Start of MATERIAL FOR THIS EXERCISE
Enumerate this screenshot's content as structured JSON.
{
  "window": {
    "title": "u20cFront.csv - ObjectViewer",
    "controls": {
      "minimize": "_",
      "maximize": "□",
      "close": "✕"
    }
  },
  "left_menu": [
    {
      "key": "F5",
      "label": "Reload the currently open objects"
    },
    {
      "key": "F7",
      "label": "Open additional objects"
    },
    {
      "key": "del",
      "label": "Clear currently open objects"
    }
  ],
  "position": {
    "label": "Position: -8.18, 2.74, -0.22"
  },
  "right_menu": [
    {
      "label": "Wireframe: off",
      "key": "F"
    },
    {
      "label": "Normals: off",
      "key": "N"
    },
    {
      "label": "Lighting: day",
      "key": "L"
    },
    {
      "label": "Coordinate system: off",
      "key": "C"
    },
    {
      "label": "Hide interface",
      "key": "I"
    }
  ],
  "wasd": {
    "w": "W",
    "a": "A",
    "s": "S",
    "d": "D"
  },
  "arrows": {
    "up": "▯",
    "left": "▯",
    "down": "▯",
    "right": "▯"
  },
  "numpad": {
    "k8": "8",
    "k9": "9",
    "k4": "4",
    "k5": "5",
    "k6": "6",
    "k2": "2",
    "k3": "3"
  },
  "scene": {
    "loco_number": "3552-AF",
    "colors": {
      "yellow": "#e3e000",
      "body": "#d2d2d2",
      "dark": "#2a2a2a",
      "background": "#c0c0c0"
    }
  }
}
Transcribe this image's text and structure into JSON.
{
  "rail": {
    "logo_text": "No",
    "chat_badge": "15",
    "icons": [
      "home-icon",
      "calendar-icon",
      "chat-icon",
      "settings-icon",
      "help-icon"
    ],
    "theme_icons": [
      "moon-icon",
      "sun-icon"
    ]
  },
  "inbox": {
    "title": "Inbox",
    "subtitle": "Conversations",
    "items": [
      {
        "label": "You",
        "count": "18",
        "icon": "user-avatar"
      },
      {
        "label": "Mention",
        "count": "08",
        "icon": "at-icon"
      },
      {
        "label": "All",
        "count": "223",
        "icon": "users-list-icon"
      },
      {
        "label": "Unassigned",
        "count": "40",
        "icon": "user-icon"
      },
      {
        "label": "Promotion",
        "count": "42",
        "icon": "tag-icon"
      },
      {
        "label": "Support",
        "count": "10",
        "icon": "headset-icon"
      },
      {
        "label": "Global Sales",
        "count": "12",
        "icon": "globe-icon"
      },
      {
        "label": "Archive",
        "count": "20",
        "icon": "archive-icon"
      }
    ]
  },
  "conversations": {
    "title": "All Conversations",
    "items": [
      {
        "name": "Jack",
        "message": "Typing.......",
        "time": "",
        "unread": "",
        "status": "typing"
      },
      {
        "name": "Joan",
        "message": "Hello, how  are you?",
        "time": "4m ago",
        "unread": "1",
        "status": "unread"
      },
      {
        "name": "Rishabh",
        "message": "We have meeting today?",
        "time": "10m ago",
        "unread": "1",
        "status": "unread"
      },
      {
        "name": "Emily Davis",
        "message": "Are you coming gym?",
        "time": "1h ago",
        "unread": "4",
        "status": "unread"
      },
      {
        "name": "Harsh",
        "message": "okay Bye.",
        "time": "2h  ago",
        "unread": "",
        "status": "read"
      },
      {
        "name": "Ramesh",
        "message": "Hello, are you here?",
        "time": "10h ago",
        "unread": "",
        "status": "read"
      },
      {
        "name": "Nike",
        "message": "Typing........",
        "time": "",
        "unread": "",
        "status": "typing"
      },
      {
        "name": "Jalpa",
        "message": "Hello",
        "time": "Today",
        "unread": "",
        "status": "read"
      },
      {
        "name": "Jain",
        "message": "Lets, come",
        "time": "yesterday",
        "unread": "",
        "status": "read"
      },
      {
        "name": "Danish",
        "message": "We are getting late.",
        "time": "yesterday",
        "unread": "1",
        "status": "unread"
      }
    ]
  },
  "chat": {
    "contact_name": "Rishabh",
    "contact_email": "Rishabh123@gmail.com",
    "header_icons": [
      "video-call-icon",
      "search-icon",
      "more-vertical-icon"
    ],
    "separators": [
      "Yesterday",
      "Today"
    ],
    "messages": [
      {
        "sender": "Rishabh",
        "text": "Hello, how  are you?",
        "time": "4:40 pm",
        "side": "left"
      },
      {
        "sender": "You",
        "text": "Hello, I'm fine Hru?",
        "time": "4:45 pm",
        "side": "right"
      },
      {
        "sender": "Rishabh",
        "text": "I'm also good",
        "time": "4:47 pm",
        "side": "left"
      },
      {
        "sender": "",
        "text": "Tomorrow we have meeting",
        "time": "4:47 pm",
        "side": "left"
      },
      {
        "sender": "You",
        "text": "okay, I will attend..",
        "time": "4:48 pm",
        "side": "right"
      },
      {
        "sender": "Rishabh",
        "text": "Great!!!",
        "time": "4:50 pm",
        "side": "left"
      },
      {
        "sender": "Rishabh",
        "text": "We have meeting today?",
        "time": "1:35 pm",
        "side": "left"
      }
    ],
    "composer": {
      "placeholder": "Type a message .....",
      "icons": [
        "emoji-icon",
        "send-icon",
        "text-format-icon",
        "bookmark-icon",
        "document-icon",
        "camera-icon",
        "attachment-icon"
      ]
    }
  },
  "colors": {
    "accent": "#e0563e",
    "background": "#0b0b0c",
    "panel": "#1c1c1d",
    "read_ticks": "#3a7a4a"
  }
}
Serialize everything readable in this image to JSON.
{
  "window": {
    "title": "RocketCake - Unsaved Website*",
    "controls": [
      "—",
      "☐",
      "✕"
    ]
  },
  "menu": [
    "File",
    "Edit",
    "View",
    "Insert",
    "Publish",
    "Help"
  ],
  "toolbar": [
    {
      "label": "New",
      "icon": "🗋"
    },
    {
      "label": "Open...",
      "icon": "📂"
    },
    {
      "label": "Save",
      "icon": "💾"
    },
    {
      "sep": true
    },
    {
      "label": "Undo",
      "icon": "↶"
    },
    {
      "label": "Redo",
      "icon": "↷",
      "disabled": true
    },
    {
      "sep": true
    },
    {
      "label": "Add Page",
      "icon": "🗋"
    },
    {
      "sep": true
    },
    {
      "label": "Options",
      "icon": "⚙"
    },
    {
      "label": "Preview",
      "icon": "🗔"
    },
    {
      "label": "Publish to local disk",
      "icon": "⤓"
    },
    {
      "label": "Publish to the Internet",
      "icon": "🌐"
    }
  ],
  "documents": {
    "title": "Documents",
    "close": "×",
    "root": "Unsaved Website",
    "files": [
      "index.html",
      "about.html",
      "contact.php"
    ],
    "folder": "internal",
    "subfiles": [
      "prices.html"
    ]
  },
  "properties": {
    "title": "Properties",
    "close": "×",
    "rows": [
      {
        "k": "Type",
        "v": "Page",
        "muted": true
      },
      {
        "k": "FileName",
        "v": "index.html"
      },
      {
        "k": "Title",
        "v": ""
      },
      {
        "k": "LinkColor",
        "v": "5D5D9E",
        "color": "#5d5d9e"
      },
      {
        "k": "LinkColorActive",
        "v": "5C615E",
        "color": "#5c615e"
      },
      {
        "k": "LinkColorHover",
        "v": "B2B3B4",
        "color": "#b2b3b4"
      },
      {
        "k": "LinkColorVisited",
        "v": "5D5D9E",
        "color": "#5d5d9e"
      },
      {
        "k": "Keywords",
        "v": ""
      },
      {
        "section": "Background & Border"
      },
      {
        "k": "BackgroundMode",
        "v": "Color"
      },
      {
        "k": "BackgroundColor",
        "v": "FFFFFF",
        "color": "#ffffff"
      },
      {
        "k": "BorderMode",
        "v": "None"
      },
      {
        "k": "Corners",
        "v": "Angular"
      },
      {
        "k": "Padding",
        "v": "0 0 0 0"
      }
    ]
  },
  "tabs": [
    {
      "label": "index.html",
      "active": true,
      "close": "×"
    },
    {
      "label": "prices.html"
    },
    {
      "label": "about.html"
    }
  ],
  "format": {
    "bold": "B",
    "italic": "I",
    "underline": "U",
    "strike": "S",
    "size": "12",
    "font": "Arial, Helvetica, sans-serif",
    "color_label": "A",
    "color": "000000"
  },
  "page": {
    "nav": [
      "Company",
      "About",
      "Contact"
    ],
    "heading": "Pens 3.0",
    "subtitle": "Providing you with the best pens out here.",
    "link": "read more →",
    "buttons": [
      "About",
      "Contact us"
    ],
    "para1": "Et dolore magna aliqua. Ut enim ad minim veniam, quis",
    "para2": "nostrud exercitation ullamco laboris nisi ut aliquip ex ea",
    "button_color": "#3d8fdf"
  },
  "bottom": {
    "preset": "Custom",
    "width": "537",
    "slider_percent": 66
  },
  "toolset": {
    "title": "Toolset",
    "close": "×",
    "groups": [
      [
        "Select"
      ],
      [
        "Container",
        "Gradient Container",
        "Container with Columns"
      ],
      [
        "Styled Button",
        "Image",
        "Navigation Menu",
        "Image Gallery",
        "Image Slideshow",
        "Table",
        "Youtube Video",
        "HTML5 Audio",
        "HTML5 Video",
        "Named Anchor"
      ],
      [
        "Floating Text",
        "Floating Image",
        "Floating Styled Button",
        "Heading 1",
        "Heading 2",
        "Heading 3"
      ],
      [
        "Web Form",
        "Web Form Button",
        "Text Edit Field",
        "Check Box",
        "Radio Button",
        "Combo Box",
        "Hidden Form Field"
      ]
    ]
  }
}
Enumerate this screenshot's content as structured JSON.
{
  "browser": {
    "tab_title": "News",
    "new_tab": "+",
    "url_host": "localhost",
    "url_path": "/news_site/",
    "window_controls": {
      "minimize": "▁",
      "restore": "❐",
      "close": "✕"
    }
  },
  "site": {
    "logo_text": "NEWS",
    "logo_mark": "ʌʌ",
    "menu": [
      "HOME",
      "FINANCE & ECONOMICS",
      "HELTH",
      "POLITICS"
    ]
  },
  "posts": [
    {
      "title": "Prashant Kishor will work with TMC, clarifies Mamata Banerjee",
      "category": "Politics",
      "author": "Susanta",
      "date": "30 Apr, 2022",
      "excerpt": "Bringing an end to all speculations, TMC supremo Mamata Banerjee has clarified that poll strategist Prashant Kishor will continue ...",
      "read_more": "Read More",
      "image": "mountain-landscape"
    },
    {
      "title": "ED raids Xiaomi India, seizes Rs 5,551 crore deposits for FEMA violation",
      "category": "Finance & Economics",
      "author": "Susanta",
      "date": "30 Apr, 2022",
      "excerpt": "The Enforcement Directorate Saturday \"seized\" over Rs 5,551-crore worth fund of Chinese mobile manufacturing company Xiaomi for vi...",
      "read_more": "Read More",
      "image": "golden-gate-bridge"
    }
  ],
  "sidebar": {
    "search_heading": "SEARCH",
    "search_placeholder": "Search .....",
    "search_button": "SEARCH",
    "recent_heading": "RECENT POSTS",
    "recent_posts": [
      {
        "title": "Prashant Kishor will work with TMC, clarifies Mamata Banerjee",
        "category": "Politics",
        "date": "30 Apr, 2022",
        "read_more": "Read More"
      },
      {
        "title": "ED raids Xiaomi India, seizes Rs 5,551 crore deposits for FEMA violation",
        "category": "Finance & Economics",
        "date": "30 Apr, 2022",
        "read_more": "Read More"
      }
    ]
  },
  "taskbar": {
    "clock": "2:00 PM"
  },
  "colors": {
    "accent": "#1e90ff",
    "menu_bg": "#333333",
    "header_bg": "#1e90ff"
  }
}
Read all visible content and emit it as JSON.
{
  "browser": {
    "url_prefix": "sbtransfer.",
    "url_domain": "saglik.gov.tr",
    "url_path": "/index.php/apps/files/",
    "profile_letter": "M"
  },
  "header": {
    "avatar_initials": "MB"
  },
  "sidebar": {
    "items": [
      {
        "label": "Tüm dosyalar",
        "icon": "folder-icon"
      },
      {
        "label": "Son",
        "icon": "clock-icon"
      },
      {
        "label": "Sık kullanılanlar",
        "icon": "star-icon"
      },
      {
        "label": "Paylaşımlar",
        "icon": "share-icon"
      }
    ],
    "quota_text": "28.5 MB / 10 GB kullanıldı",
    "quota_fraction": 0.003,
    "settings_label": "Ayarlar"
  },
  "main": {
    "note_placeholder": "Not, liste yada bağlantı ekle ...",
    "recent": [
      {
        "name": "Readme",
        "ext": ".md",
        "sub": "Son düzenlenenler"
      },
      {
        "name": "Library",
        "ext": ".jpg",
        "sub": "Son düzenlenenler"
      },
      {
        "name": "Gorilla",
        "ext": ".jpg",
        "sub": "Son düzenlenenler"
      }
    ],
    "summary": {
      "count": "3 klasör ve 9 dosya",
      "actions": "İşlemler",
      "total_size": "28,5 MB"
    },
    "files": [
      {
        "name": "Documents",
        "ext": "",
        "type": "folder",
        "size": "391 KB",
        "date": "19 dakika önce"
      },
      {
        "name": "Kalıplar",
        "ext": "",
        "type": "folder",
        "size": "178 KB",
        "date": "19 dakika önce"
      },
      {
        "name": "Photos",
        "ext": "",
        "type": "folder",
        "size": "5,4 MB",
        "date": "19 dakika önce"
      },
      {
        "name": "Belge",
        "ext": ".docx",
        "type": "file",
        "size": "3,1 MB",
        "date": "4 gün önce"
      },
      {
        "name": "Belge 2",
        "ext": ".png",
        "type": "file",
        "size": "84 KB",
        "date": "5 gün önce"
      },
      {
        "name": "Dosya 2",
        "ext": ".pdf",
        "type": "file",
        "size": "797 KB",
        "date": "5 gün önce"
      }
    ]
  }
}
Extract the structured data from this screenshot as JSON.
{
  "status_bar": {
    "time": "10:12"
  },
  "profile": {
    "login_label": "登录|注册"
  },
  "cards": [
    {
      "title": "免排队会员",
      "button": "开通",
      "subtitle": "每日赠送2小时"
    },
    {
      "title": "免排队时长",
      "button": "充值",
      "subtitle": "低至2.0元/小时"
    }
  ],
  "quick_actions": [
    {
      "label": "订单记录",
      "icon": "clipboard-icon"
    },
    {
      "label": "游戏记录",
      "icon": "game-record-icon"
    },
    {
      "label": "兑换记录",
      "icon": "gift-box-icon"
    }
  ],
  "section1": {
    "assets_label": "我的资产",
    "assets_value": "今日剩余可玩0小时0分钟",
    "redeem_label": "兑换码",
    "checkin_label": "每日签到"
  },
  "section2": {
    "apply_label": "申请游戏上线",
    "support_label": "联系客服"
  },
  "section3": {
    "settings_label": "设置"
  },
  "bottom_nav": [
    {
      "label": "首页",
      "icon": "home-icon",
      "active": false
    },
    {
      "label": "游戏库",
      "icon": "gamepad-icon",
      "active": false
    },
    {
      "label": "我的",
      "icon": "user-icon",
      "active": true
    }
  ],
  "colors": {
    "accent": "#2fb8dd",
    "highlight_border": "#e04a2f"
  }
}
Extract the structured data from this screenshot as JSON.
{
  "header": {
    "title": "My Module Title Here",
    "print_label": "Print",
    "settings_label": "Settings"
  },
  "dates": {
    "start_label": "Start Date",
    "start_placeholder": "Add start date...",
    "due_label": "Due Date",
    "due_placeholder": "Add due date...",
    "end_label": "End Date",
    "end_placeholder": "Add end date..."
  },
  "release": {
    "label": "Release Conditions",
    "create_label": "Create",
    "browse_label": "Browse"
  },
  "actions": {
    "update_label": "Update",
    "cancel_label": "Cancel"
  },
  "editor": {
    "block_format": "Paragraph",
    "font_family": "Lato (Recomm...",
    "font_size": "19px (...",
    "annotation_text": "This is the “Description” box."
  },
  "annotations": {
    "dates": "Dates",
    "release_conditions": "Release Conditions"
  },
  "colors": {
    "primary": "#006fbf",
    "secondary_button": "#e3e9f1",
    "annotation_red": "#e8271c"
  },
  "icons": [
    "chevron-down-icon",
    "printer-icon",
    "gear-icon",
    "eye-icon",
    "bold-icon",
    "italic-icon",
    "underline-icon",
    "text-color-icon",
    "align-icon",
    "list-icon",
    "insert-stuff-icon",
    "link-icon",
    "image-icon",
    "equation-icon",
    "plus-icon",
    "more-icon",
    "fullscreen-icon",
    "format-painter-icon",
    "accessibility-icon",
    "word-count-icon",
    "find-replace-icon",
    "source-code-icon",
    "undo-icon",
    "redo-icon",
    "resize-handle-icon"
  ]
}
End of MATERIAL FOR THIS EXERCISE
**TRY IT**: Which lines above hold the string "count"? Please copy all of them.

**OUTPUT**:
        "count": "18",
        "count": "08",
        "count": "223",
        "count": "40",
        "count": "42",
        "count": "10",
        "count": "12",
        "count": "20",
      "count": "3 klasör ve 9 dosya",
    "word-count-icon",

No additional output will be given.